■ **Directions**
Bring together every line in the data that includes "content".

+++

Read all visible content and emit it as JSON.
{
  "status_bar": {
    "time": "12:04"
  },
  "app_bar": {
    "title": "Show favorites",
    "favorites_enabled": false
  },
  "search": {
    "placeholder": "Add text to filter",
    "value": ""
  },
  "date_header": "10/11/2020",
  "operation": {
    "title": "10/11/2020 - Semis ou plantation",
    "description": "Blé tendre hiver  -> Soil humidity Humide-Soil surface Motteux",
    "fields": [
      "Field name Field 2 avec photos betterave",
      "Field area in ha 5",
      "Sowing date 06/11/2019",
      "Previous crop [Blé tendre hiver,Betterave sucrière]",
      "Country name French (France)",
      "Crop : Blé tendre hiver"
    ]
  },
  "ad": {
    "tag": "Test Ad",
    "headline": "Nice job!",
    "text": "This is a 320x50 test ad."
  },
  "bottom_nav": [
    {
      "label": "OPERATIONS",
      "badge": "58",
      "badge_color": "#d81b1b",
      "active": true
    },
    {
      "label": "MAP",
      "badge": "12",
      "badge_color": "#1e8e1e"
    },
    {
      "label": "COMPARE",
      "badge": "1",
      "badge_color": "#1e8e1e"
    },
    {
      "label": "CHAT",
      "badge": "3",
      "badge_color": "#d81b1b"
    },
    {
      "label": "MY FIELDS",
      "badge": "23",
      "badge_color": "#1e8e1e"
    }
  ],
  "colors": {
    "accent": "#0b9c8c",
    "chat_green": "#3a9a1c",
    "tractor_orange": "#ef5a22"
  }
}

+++

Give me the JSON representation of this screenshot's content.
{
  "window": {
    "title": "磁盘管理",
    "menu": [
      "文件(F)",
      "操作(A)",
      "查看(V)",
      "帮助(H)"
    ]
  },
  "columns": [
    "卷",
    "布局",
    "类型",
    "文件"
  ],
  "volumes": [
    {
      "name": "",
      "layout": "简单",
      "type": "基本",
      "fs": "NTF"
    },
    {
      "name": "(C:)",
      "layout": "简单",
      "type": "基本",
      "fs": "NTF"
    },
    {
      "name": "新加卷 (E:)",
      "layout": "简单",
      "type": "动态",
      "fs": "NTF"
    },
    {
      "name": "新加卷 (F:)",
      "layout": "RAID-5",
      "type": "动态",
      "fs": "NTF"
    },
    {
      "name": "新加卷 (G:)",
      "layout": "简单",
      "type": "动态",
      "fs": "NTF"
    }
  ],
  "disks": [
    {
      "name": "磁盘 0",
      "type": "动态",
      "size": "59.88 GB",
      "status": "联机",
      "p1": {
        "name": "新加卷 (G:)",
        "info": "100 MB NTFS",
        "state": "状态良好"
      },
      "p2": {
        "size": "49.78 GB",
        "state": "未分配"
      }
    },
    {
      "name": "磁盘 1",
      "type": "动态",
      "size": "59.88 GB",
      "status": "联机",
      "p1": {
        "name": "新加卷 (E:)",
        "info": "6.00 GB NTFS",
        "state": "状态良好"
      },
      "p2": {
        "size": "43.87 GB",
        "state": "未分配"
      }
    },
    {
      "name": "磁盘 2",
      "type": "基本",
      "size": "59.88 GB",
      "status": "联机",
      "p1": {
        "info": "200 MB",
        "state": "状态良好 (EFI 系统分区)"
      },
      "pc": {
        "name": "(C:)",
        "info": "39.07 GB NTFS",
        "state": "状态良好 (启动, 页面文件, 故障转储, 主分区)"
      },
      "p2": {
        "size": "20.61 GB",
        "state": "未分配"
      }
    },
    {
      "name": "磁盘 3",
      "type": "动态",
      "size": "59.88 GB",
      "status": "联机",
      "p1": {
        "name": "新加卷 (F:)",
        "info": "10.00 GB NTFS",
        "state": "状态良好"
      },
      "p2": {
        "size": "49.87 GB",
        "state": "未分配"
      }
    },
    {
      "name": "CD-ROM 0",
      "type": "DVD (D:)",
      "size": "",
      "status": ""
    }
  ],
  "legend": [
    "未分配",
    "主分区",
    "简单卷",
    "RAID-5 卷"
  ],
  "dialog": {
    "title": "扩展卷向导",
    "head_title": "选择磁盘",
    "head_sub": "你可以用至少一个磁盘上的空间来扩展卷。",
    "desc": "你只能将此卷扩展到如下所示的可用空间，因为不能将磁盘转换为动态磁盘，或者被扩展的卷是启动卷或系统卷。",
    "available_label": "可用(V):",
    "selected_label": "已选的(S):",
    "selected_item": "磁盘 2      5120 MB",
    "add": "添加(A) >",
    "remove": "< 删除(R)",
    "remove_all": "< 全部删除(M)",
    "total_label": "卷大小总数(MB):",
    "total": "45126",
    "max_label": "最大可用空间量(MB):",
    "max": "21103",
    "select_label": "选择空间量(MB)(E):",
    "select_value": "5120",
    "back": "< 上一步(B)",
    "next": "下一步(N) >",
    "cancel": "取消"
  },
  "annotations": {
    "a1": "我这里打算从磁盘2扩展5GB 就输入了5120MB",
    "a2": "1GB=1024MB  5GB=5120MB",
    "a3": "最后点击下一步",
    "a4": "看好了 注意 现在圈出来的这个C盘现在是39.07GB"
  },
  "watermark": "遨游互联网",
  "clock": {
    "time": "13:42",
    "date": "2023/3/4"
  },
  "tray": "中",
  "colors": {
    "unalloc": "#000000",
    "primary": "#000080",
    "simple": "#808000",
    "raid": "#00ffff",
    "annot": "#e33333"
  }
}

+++

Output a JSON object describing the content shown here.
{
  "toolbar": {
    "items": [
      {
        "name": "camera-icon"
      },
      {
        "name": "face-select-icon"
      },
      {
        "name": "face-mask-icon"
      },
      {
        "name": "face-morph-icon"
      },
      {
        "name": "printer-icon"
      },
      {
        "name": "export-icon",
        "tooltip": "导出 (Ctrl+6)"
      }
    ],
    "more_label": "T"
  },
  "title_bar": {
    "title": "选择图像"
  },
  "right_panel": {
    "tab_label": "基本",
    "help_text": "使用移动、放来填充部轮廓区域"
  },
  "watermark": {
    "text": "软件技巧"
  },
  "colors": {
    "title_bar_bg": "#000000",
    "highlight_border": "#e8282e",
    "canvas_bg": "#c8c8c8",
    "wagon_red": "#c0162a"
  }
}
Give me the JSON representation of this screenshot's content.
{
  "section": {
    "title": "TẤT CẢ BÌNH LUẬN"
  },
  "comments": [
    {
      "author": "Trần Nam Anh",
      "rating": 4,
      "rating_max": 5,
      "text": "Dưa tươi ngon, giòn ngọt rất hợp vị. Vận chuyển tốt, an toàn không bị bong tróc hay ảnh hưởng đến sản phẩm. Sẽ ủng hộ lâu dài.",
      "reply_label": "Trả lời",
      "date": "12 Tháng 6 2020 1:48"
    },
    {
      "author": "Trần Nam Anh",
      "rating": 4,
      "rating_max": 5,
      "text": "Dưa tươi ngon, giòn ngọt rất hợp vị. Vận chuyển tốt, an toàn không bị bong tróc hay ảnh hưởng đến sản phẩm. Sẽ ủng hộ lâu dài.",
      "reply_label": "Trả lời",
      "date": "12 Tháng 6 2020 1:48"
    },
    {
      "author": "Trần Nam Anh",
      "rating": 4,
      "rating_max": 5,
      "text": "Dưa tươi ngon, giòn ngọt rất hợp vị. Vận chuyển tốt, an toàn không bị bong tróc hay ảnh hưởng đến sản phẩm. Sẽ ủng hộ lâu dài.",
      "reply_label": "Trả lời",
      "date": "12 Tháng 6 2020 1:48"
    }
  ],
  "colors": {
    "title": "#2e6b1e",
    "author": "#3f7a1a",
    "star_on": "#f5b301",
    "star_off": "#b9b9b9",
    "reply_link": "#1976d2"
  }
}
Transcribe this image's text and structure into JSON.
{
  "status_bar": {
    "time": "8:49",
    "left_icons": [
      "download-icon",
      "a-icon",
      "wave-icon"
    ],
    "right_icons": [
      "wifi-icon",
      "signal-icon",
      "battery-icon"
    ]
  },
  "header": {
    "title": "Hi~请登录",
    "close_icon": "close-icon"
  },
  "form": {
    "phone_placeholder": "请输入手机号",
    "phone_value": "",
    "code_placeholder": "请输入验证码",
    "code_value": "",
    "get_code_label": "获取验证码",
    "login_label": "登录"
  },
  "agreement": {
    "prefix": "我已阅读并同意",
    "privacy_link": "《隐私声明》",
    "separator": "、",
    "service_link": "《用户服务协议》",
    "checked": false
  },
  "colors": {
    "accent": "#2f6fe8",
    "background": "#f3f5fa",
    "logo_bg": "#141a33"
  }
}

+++

■ **Your solution**
Read all visible content and emit it as JSON.
Give me the JSON representation of this screenshot's content.
Output a JSON object describing the content shown here.
Give me the JSON representation of this screenshot's content.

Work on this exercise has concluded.